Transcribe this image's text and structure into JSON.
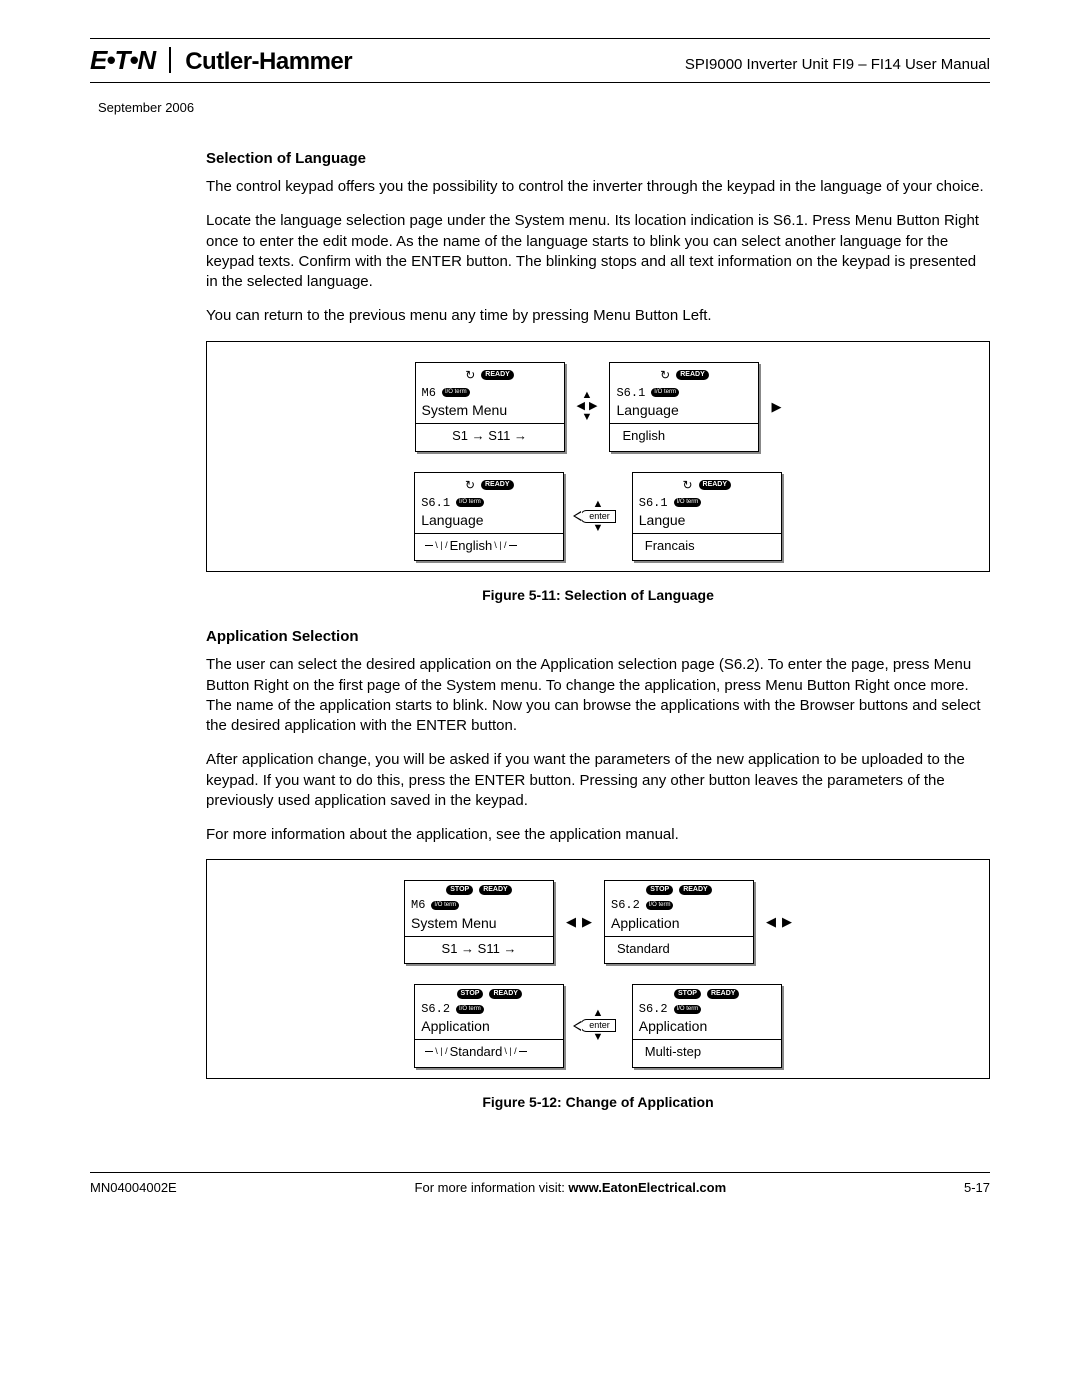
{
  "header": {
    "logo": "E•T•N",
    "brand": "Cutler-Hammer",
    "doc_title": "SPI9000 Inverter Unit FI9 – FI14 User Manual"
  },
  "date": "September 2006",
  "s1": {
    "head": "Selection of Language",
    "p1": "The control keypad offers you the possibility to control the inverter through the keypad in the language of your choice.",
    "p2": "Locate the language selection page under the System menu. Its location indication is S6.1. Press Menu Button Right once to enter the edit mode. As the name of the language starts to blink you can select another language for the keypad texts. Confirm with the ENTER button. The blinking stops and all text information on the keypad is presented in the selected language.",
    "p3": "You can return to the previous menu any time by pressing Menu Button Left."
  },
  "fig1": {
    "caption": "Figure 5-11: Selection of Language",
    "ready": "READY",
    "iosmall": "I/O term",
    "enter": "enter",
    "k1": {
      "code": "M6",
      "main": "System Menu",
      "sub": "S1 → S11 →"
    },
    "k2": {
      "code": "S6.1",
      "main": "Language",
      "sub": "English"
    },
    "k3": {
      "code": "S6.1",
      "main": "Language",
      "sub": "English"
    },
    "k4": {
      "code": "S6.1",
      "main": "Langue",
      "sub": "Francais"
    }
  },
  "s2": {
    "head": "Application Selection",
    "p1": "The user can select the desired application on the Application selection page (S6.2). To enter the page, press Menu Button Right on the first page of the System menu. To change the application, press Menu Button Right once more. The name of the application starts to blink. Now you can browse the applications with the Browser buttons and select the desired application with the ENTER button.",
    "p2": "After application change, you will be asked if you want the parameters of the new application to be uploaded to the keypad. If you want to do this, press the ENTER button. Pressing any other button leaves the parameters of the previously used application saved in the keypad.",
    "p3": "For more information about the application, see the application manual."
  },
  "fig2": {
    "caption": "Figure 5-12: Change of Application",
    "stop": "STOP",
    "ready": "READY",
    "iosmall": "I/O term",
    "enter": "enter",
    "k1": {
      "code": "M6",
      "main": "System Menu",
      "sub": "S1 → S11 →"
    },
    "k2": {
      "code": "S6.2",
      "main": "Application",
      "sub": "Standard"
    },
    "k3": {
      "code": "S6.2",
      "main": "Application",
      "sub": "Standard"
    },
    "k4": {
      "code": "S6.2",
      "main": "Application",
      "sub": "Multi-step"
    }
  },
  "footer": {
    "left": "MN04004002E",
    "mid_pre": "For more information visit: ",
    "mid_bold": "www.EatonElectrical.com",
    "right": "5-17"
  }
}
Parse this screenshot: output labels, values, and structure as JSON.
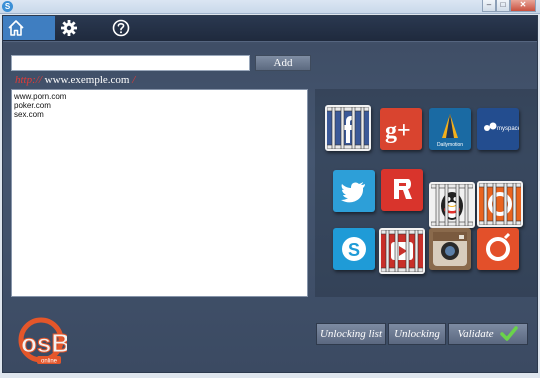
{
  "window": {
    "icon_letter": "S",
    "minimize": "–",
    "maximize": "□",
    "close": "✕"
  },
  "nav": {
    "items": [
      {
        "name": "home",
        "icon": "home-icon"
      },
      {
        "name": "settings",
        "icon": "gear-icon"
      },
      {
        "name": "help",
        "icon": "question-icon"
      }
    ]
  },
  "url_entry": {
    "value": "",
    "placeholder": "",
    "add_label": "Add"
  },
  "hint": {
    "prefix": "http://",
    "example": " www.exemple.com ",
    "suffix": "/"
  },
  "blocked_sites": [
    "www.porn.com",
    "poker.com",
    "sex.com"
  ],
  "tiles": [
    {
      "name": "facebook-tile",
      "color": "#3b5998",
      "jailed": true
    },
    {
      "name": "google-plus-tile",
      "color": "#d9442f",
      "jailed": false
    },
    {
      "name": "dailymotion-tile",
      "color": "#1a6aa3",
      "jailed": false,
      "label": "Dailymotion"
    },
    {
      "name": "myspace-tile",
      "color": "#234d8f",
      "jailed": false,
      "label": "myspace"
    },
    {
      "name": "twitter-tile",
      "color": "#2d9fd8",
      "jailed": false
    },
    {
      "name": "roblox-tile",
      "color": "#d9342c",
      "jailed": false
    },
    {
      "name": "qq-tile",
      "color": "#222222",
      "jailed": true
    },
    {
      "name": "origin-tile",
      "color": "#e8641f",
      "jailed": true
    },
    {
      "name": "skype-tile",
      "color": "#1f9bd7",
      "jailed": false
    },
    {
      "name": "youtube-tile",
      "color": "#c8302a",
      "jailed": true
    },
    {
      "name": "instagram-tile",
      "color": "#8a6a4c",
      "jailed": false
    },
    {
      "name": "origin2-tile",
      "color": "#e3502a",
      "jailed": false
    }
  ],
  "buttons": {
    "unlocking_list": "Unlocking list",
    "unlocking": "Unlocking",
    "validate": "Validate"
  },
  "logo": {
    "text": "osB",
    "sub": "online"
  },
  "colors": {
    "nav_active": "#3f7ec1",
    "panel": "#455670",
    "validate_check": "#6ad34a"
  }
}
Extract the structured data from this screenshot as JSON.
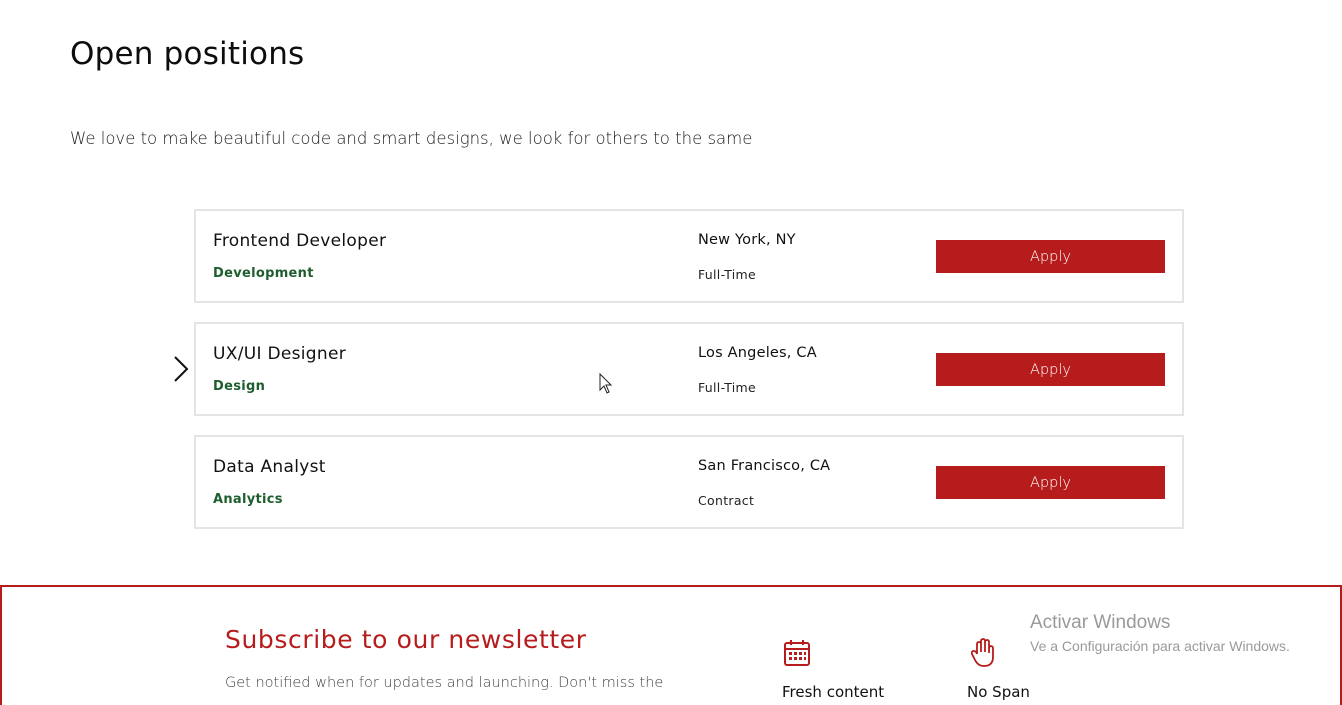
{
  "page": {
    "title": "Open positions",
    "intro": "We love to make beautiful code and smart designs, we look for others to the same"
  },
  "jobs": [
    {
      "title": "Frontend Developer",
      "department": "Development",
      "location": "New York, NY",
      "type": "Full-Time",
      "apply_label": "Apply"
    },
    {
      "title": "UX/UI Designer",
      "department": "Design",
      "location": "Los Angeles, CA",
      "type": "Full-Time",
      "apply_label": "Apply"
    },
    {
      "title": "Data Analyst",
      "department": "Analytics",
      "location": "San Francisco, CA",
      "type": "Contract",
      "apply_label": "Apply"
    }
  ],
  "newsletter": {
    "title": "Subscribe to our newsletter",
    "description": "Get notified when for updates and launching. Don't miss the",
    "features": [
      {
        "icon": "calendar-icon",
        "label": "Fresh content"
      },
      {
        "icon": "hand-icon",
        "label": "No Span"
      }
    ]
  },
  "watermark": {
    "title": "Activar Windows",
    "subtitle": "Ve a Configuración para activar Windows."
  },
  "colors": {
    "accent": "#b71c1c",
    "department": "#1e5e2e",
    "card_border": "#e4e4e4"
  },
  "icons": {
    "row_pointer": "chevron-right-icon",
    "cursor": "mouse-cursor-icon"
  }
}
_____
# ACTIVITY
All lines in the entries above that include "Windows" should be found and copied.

# TASK RESPONSE
    "title": "Activar Windows",
    "subtitle": "Ve a Configuración para activar Windows."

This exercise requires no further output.